A 44-year-old man received a six month prison sentence today (Friday 28 May) for the illegal sale and supply of unlicensed slimming pills containing ephedrine.
David Green of Wickersley, Rotherham, pleaded guilty at the Sheffield Crown Court for advertising and selling an unlicensed medicine without a licence as well as possession of a medicine with intent to place it on the market without the required licence.
The Medicines and Healthcare products Regulatory Agency (MHRA) investigation included requests for compliance with medicines regulations, however, Mr Green continued to sell the illegal products from his website www.wholesalefx.co.uk as well as via online auction sites.

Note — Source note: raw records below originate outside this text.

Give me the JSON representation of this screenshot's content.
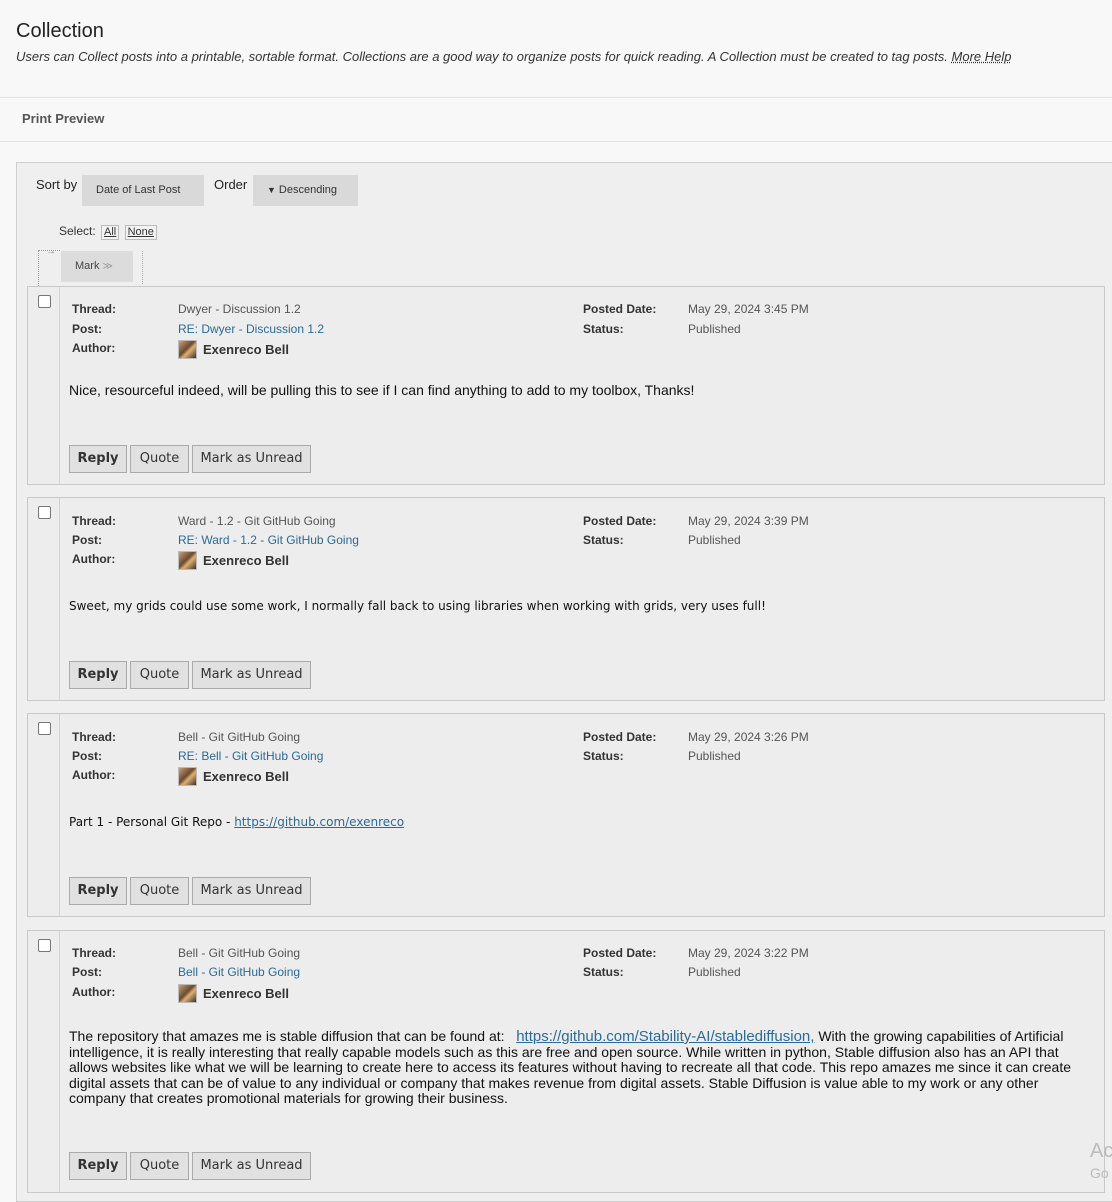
{
  "header": {
    "title": "Collection",
    "description": "Users can Collect posts into a printable, sortable format. Collections are a good way to organize posts for quick reading. A Collection must be created to tag posts.",
    "more_help": "More Help"
  },
  "toolbar": {
    "print_preview": "Print Preview",
    "sort_by_label": "Sort by",
    "sort_by_value": "Date of Last Post",
    "order_label": "Order",
    "order_value": "Descending",
    "select_label": "Select:",
    "select_all": "All",
    "select_none": "None",
    "mark_label": "Mark"
  },
  "labels": {
    "thread": "Thread:",
    "post": "Post:",
    "author": "Author:",
    "posted_date": "Posted Date:",
    "status": "Status:",
    "reply": "Reply",
    "quote": "Quote",
    "mark_unread": "Mark as Unread"
  },
  "posts": [
    {
      "thread": "Dwyer - Discussion 1.2",
      "post": "RE: Dwyer - Discussion 1.2",
      "author": "Exenreco Bell",
      "posted_date": "May 29, 2024 3:45 PM",
      "status": "Published",
      "body": "Nice, resourceful indeed, will be pulling this to see if I can find anything to add to my toolbox, Thanks!"
    },
    {
      "thread": "Ward - 1.2 - Git GitHub Going",
      "post": "RE: Ward - 1.2 - Git GitHub Going",
      "author": "Exenreco Bell",
      "posted_date": "May 29, 2024 3:39 PM",
      "status": "Published",
      "body": "Sweet, my grids could use some work, I normally fall back to using libraries when working with grids, very uses full!"
    },
    {
      "thread": "Bell - Git GitHub Going",
      "post": "RE: Bell - Git GitHub Going",
      "author": "Exenreco Bell",
      "posted_date": "May 29, 2024 3:26 PM",
      "status": "Published",
      "body_prefix": "Part 1 - Personal Git Repo - ",
      "body_link": "https://github.com/exenreco"
    },
    {
      "thread": "Bell - Git GitHub Going",
      "post": "Bell - Git GitHub Going",
      "author": "Exenreco Bell",
      "posted_date": "May 29, 2024 3:22 PM",
      "status": "Published",
      "body_prefix": "The repository that amazes me is stable diffusion that can be found at:",
      "body_link": "https://github.com/Stability-AI/stablediffusion,",
      "body_suffix": "With the growing capabilities of Artificial intelligence, it is really interesting that really capable models such as this are free and open source. While written in python, Stable diffusion also has an API that allows websites like what we will be learning to create here to access its features without having to recreate all that code. This repo amazes me since it can create digital assets that can be of value to any individual or company that makes revenue from digital assets. Stable Diffusion is value able to my work or any other company that creates promotional materials for growing their business."
    }
  ],
  "watermark": {
    "line1": "Ac",
    "line2": "Go"
  }
}
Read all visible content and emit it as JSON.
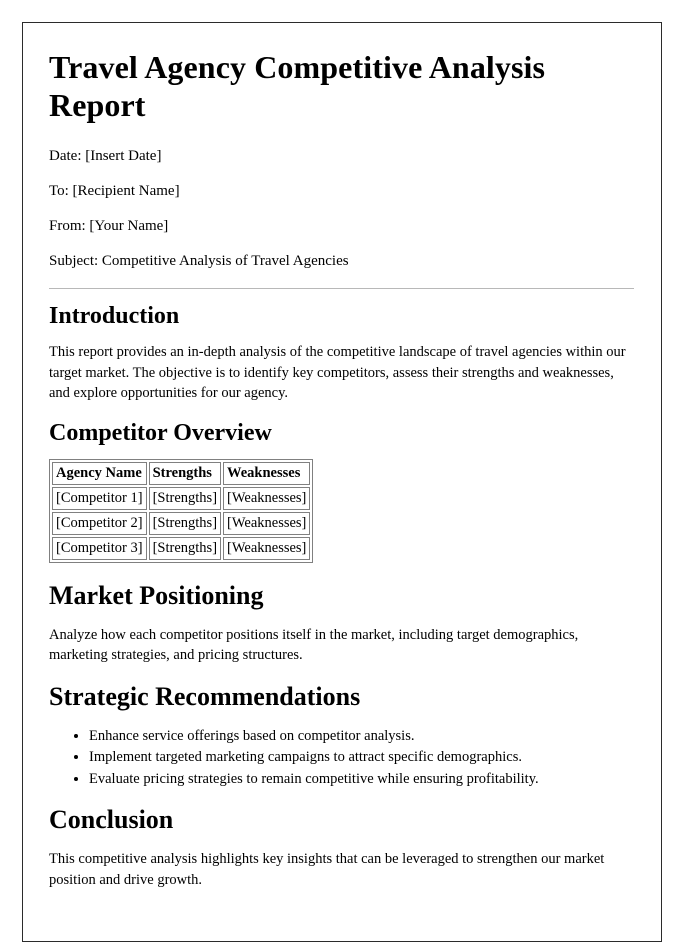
{
  "document": {
    "title": "Travel Agency Competitive Analysis Report",
    "meta": {
      "date_line": "Date: [Insert Date]",
      "to_line": "To: [Recipient Name]",
      "from_line": "From: [Your Name]",
      "subject_line": "Subject: Competitive Analysis of Travel Agencies"
    },
    "sections": {
      "introduction": {
        "heading": "Introduction",
        "paragraph": "This report provides an in-depth analysis of the competitive landscape of travel agencies within our target market. The objective is to identify key competitors, assess their strengths and weaknesses, and explore opportunities for our agency."
      },
      "competitor_overview": {
        "heading": "Competitor Overview",
        "table": {
          "columns": [
            "Agency Name",
            "Strengths",
            "Weaknesses"
          ],
          "rows": [
            [
              "[Competitor 1]",
              "[Strengths]",
              "[Weaknesses]"
            ],
            [
              "[Competitor 2]",
              "[Strengths]",
              "[Weaknesses]"
            ],
            [
              "[Competitor 3]",
              "[Strengths]",
              "[Weaknesses]"
            ]
          ]
        }
      },
      "market_positioning": {
        "heading": "Market Positioning",
        "paragraph": "Analyze how each competitor positions itself in the market, including target demographics, marketing strategies, and pricing structures."
      },
      "strategic_recommendations": {
        "heading": "Strategic Recommendations",
        "bullets": [
          "Enhance service offerings based on competitor analysis.",
          "Implement targeted marketing campaigns to attract specific demographics.",
          "Evaluate pricing strategies to remain competitive while ensuring profitability."
        ]
      },
      "conclusion": {
        "heading": "Conclusion",
        "paragraph": "This competitive analysis highlights key insights that can be leveraged to strengthen our market position and drive growth."
      }
    }
  }
}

MHRA investigators subsequently seized several hundred bottles of the capsules which laboratory results confirmed contained ephedrine (Thermoslimmer capsules [3.5mg] and Inch Aid capsules [4mg]).
MHRA Head of Operations, Danny Lee-Frost, said: “The products being sold by Mr Green have undergone no quality control and he continued selling these products even after he was made aware of the dangers of what he was doing.
“This is yet another example of the danger of buying any type of drug from an unregulated source. You simply don’t know what you are taking, the dosage, the conditions it was made in or most importantly, the effect it might have on your health.”
Notes to Editor
1. Anyone who has concerns about misleading advertising or promotional offers of medicines should contact the MHRA Advertising Standards Unit, 14-112, Market Towers, Vauxhall, London SW8 5NQ or phone 020 7084 2000. Alternatively, contact the pharmaceutical self-regulatory bodies, the Proprietary Association of Great Britain (PAGB) for advertising for over the counter medicines, or the Prescription Medicines Code of Practice Authority (PMCPA) for advertisements to health professionals for prescription medicines.
2. The advertising of medicines is controlled by a combination of statutory measures (with both criminal and civil sanctions) enforced by the MHRA, and self-regulation through Codes of Practice for the pharmaceutical industry, administered by trade associations.
3. The ‘Blue Guide on Advertising and Promotion of Medicines in the UK (206Kb)’ explains the regulations and provides clarification on the Agency’s interpretation of them and how advertising of medicines is regulated.
4. If an individual is convicted of offences under the Medicines Act 1968, they can be sentenced to a maximum of two years imprisonment and/or an unlimited fine. Where appropriate the MHRA will use the Proceeds of Crime Act 2002 to determine whether or not benefits were accrued through criminal activity and will recoup illicit earnings if the individual is found guilty. In cases involving counterfeit medicines, the MHRA will use the Fraud Act or Trade Marks Act which both carry a maximum of 10 years imprisonment.
5. The MHRA is the government agency responsible for ensuring that medicines and medical devices work, and are acceptably safe. No product is risk-free. Underpinning all our work lie robust and fact-based judgements to ensure that the benefits to patients and the public justify the risks. We keep watch over medicines and devices, and take any necessary action to protect the public promptly if there is a problem. We encourage everyone – the public and healthcare professionals as well as the industry – to tell us about any problems with a medicine or medical device, so that we can investigate and take any necessary action.